Task instructions:
Everything from the line containing "Enumerate this screenshot's" through the final line of the listing below should be given again, word for word, and nothing else.

Information supplied:
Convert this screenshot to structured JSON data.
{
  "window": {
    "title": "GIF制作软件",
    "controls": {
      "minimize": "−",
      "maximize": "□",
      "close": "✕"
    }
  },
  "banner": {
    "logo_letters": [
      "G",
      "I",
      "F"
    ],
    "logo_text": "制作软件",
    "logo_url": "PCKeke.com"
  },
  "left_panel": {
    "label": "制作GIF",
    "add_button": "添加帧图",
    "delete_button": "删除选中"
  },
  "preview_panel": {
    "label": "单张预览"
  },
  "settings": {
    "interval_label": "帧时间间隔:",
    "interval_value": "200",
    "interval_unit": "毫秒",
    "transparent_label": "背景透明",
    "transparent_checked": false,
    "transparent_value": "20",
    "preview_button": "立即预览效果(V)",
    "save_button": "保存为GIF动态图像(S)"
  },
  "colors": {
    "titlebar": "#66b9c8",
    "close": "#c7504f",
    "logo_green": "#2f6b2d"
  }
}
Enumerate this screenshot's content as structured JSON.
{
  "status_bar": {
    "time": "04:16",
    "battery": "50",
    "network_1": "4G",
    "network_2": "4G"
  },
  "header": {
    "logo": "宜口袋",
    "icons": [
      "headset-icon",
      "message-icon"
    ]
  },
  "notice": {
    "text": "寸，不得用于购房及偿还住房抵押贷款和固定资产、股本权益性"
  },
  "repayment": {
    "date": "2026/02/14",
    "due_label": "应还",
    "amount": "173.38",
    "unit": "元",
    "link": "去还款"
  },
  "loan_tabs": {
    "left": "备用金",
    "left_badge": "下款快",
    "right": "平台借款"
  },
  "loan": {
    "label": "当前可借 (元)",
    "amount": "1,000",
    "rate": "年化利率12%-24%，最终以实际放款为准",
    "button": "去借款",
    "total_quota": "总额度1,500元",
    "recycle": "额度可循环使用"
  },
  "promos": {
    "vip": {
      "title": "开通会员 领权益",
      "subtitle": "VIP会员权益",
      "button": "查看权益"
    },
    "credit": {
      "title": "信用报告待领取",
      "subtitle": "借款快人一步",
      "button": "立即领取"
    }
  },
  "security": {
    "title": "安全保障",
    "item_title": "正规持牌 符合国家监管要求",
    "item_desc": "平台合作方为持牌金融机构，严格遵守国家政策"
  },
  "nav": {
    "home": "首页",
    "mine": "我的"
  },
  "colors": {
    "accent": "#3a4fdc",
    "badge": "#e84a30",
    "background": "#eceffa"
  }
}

Completed exercise:
Enumerate this screenshot's content as structured JSON.
{
  "status_bar": {
    "time": "04:16",
    "battery": "50",
    "network_1": "4G",
    "network_2": "4G"
  },
  "header": {
    "logo": "宜口袋",
    "icons": [
      "headset-icon",
      "message-icon"
    ]
  },
  "notice": {
    "text": "寸，不得用于购房及偿还住房抵押贷款和固定资产、股本权益性"
  },
  "repayment": {
    "date": "2026/02/14",
    "due_label": "应还",
    "amount": "173.38",
    "unit": "元",
    "link": "去还款"
  },
  "loan_tabs": {
    "left": "备用金",
    "left_badge": "下款快",
    "right": "平台借款"
  },
  "loan": {
    "label": "当前可借 (元)",
    "amount": "1,000",
    "rate": "年化利率12%-24%，最终以实际放款为准",
    "button": "去借款",
    "total_quota": "总额度1,500元",
    "recycle": "额度可循环使用"
  },
  "promos": {
    "vip": {
      "title": "开通会员 领权益",
      "subtitle": "VIP会员权益",
      "button": "查看权益"
    },
    "credit": {
      "title": "信用报告待领取",
      "subtitle": "借款快人一步",
      "button": "立即领取"
    }
  },
  "security": {
    "title": "安全保障",
    "item_title": "正规持牌 符合国家监管要求",
    "item_desc": "平台合作方为持牌金融机构，严格遵守国家政策"
  },
  "nav": {
    "home": "首页",
    "mine": "我的"
  },
  "colors": {
    "accent": "#3a4fdc",
    "badge": "#e84a30",
    "background": "#eceffa"
  }
}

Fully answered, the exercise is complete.